Material provided: Begin

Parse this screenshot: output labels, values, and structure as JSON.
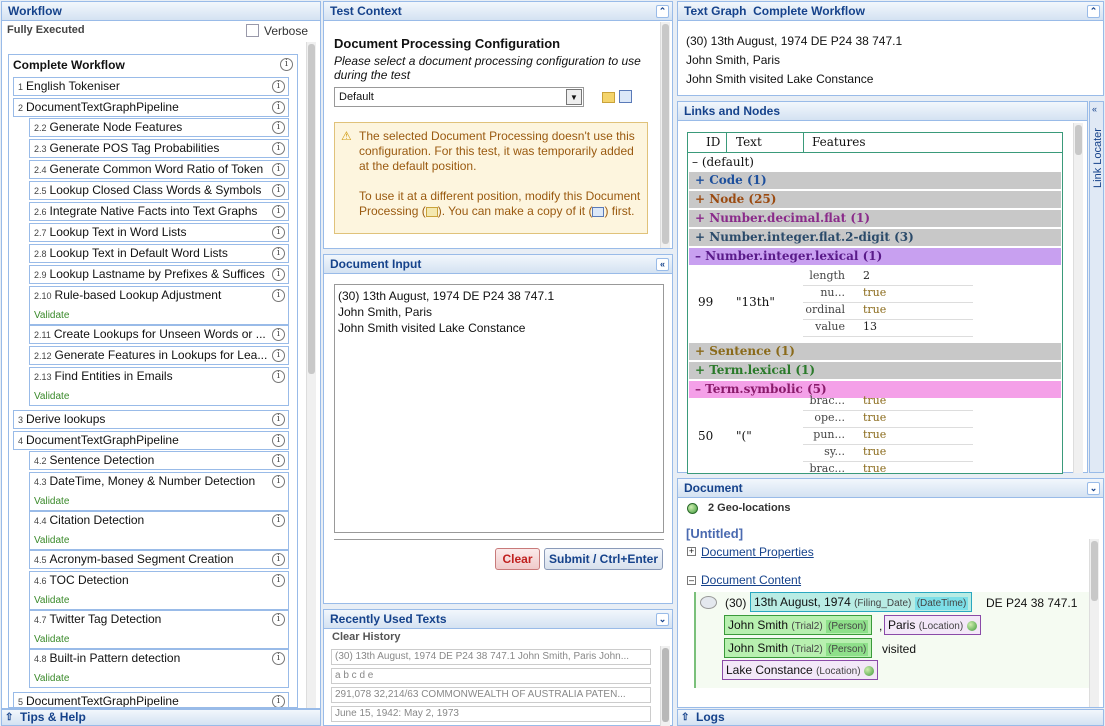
{
  "workflow": {
    "title": "Workflow",
    "status": "Fully Executed",
    "verbose_label": "Verbose",
    "root_label": "Complete Workflow",
    "validate_label": "Validate",
    "items": [
      {
        "num": "1",
        "label": "English Tokeniser"
      },
      {
        "num": "2",
        "label": "DocumentTextGraphPipeline"
      },
      {
        "num": "2.2",
        "label": "Generate Node Features"
      },
      {
        "num": "2.3",
        "label": "Generate POS Tag Probabilities"
      },
      {
        "num": "2.4",
        "label": "Generate Common Word Ratio of Token"
      },
      {
        "num": "2.5",
        "label": "Lookup Closed Class Words & Symbols"
      },
      {
        "num": "2.6",
        "label": "Integrate Native Facts into Text Graphs"
      },
      {
        "num": "2.7",
        "label": "Lookup Text in Word Lists"
      },
      {
        "num": "2.8",
        "label": "Lookup Text in Default Word Lists"
      },
      {
        "num": "2.9",
        "label": "Lookup Lastname by Prefixes & Suffices"
      },
      {
        "num": "2.10",
        "label": "Rule-based Lookup Adjustment"
      },
      {
        "num": "2.11",
        "label": "Create Lookups for Unseen Words or ..."
      },
      {
        "num": "2.12",
        "label": "Generate Features in Lookups for Lea..."
      },
      {
        "num": "2.13",
        "label": "Find Entities in Emails"
      },
      {
        "num": "3",
        "label": "Derive lookups"
      },
      {
        "num": "4",
        "label": "DocumentTextGraphPipeline"
      },
      {
        "num": "4.2",
        "label": "Sentence Detection"
      },
      {
        "num": "4.3",
        "label": "DateTime, Money & Number Detection"
      },
      {
        "num": "4.4",
        "label": "Citation Detection"
      },
      {
        "num": "4.5",
        "label": "Acronym-based Segment Creation"
      },
      {
        "num": "4.6",
        "label": "TOC Detection"
      },
      {
        "num": "4.7",
        "label": "Twitter Tag Detection"
      },
      {
        "num": "4.8",
        "label": "Built-in Pattern detection"
      },
      {
        "num": "5",
        "label": "DocumentTextGraphPipeline"
      }
    ]
  },
  "tips_label": "Tips & Help",
  "test_context": {
    "title": "Test Context",
    "heading": "Document Processing Configuration",
    "instructions": "Please select a document processing configuration to use during the test",
    "select_value": "Default",
    "warning_p1": "The selected Document Processing doesn't use this configuration. For this test, it was temporarily added at the default position.",
    "warning_p2a": "To use it at a different position, modify this Document Processing (",
    "warning_p2b": "). You can make a copy of it (",
    "warning_p2c": ") first."
  },
  "document_input": {
    "title": "Document Input",
    "lines": [
      "(30) 13th August, 1974 DE P24 38 747.1",
      "John Smith, Paris",
      "John Smith visited Lake Constance"
    ],
    "clear_label": "Clear",
    "submit_label": "Submit / Ctrl+Enter"
  },
  "recent": {
    "title": "Recently Used Texts",
    "clear_history": "Clear History",
    "items": [
      "(30) 13th August, 1974 DE P24 38 747.1 John Smith, Paris John...",
      "a b c d e",
      "291,078 32,214/63 COMMONWEALTH OF AUSTRALIA PATEN...",
      "June 15, 1942: May 2, 1973"
    ]
  },
  "text_graph": {
    "title": "Text Graph  Complete Workflow",
    "lines": [
      "(30) 13th August, 1974 DE P24 38 747.1",
      "John Smith, Paris",
      "John Smith visited Lake Constance"
    ]
  },
  "links_nodes": {
    "title": "Links and Nodes",
    "side_tab": "Link Locater",
    "columns": [
      "ID",
      "Text",
      "Features"
    ],
    "default_row": "– (default)",
    "groups": [
      {
        "label": "+ Code (1)",
        "color": "#1d4f9c"
      },
      {
        "label": "+ Node (25)",
        "color": "#9b4a10"
      },
      {
        "label": "+ Number.decimal.flat (1)",
        "color": "#8a2a8a"
      },
      {
        "label": "+ Number.integer.flat.2-digit (3)",
        "color": "#2a4a6a"
      },
      {
        "label": "– Number.integer.lexical (1)",
        "color": "#5a1a8a"
      },
      {
        "label": "+ Sentence (1)",
        "color": "#8a6a1a"
      },
      {
        "label": "+ Term.lexical (1)",
        "color": "#2a7a2a"
      },
      {
        "label": "– Term.symbolic (5)",
        "color": "#8a1a6a"
      }
    ],
    "node1": {
      "id": "99",
      "text": "\"13th\"",
      "features": [
        [
          "length",
          "2"
        ],
        [
          "nu...",
          "true"
        ],
        [
          "ordinal",
          "true"
        ],
        [
          "value",
          "13"
        ]
      ]
    },
    "node2": {
      "id": "50",
      "text": "\"(\"",
      "features": [
        [
          "brac...",
          "true"
        ],
        [
          "ope...",
          "true"
        ],
        [
          "pun...",
          "true"
        ],
        [
          "sy...",
          "true"
        ],
        [
          "brac...",
          "true"
        ]
      ]
    }
  },
  "document": {
    "title": "Document",
    "geo": "2 Geo-locations",
    "untitled": "[Untitled]",
    "properties": "Document Properties",
    "content": "Document Content",
    "ann": {
      "prefix": "(30)",
      "date": "13th August, 1974",
      "date_type1": "(Filing_Date)",
      "date_type2": "(DateTime)",
      "rest": "DE P24 38 747.1",
      "p1": "John Smith",
      "p1_t1": "(Trial2)",
      "p1_t2": "(Person)",
      "comma": ",",
      "loc1": "Paris",
      "loc1_t": "(Location)",
      "p2": "John Smith",
      "p2_t1": "(Trial2)",
      "p2_t2": "(Person)",
      "visited": "visited",
      "loc2": "Lake Constance",
      "loc2_t": "(Location)"
    }
  },
  "logs_label": "Logs"
}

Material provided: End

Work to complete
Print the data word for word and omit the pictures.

Solution to the problem
Parse this screenshot: output labels, values, and structure as JSON.
{
  "workflow": {
    "title": "Workflow",
    "status": "Fully Executed",
    "verbose_label": "Verbose",
    "root_label": "Complete Workflow",
    "validate_label": "Validate",
    "items": [
      {
        "num": "1",
        "label": "English Tokeniser"
      },
      {
        "num": "2",
        "label": "DocumentTextGraphPipeline"
      },
      {
        "num": "2.2",
        "label": "Generate Node Features"
      },
      {
        "num": "2.3",
        "label": "Generate POS Tag Probabilities"
      },
      {
        "num": "2.4",
        "label": "Generate Common Word Ratio of Token"
      },
      {
        "num": "2.5",
        "label": "Lookup Closed Class Words & Symbols"
      },
      {
        "num": "2.6",
        "label": "Integrate Native Facts into Text Graphs"
      },
      {
        "num": "2.7",
        "label": "Lookup Text in Word Lists"
      },
      {
        "num": "2.8",
        "label": "Lookup Text in Default Word Lists"
      },
      {
        "num": "2.9",
        "label": "Lookup Lastname by Prefixes & Suffices"
      },
      {
        "num": "2.10",
        "label": "Rule-based Lookup Adjustment"
      },
      {
        "num": "2.11",
        "label": "Create Lookups for Unseen Words or ..."
      },
      {
        "num": "2.12",
        "label": "Generate Features in Lookups for Lea..."
      },
      {
        "num": "2.13",
        "label": "Find Entities in Emails"
      },
      {
        "num": "3",
        "label": "Derive lookups"
      },
      {
        "num": "4",
        "label": "DocumentTextGraphPipeline"
      },
      {
        "num": "4.2",
        "label": "Sentence Detection"
      },
      {
        "num": "4.3",
        "label": "DateTime, Money & Number Detection"
      },
      {
        "num": "4.4",
        "label": "Citation Detection"
      },
      {
        "num": "4.5",
        "label": "Acronym-based Segment Creation"
      },
      {
        "num": "4.6",
        "label": "TOC Detection"
      },
      {
        "num": "4.7",
        "label": "Twitter Tag Detection"
      },
      {
        "num": "4.8",
        "label": "Built-in Pattern detection"
      },
      {
        "num": "5",
        "label": "DocumentTextGraphPipeline"
      }
    ]
  },
  "tips_label": "Tips & Help",
  "test_context": {
    "title": "Test Context",
    "heading": "Document Processing Configuration",
    "instructions": "Please select a document processing configuration to use during the test",
    "select_value": "Default",
    "warning_p1": "The selected Document Processing doesn't use this configuration. For this test, it was temporarily added at the default position.",
    "warning_p2a": "To use it at a different position, modify this Document Processing (",
    "warning_p2b": "). You can make a copy of it (",
    "warning_p2c": ") first."
  },
  "document_input": {
    "title": "Document Input",
    "lines": [
      "(30) 13th August, 1974 DE P24 38 747.1",
      "John Smith, Paris",
      "John Smith visited Lake Constance"
    ],
    "clear_label": "Clear",
    "submit_label": "Submit / Ctrl+Enter"
  },
  "recent": {
    "title": "Recently Used Texts",
    "clear_history": "Clear History",
    "items": [
      "(30) 13th August, 1974 DE P24 38 747.1 John Smith, Paris John...",
      "a b c d e",
      "291,078 32,214/63 COMMONWEALTH OF AUSTRALIA PATEN...",
      "June 15, 1942: May 2, 1973"
    ]
  },
  "text_graph": {
    "title": "Text Graph  Complete Workflow",
    "lines": [
      "(30) 13th August, 1974 DE P24 38 747.1",
      "John Smith, Paris",
      "John Smith visited Lake Constance"
    ]
  },
  "links_nodes": {
    "title": "Links and Nodes",
    "side_tab": "Link Locater",
    "columns": [
      "ID",
      "Text",
      "Features"
    ],
    "default_row": "– (default)",
    "groups": [
      {
        "label": "+ Code (1)",
        "color": "#1d4f9c"
      },
      {
        "label": "+ Node (25)",
        "color": "#9b4a10"
      },
      {
        "label": "+ Number.decimal.flat (1)",
        "color": "#8a2a8a"
      },
      {
        "label": "+ Number.integer.flat.2-digit (3)",
        "color": "#2a4a6a"
      },
      {
        "label": "– Number.integer.lexical (1)",
        "color": "#5a1a8a"
      },
      {
        "label": "+ Sentence (1)",
        "color": "#8a6a1a"
      },
      {
        "label": "+ Term.lexical (1)",
        "color": "#2a7a2a"
      },
      {
        "label": "– Term.symbolic (5)",
        "color": "#8a1a6a"
      }
    ],
    "node1": {
      "id": "99",
      "text": "\"13th\"",
      "features": [
        [
          "length",
          "2"
        ],
        [
          "nu...",
          "true"
        ],
        [
          "ordinal",
          "true"
        ],
        [
          "value",
          "13"
        ]
      ]
    },
    "node2": {
      "id": "50",
      "text": "\"(\"",
      "features": [
        [
          "brac...",
          "true"
        ],
        [
          "ope...",
          "true"
        ],
        [
          "pun...",
          "true"
        ],
        [
          "sy...",
          "true"
        ],
        [
          "brac...",
          "true"
        ]
      ]
    }
  },
  "document": {
    "title": "Document",
    "geo": "2 Geo-locations",
    "untitled": "[Untitled]",
    "properties": "Document Properties",
    "content": "Document Content",
    "ann": {
      "prefix": "(30)",
      "date": "13th August, 1974",
      "date_type1": "(Filing_Date)",
      "date_type2": "(DateTime)",
      "rest": "DE P24 38 747.1",
      "p1": "John Smith",
      "p1_t1": "(Trial2)",
      "p1_t2": "(Person)",
      "comma": ",",
      "loc1": "Paris",
      "loc1_t": "(Location)",
      "p2": "John Smith",
      "p2_t1": "(Trial2)",
      "p2_t2": "(Person)",
      "visited": "visited",
      "loc2": "Lake Constance",
      "loc2_t": "(Location)"
    }
  },
  "logs_label": "Logs"
}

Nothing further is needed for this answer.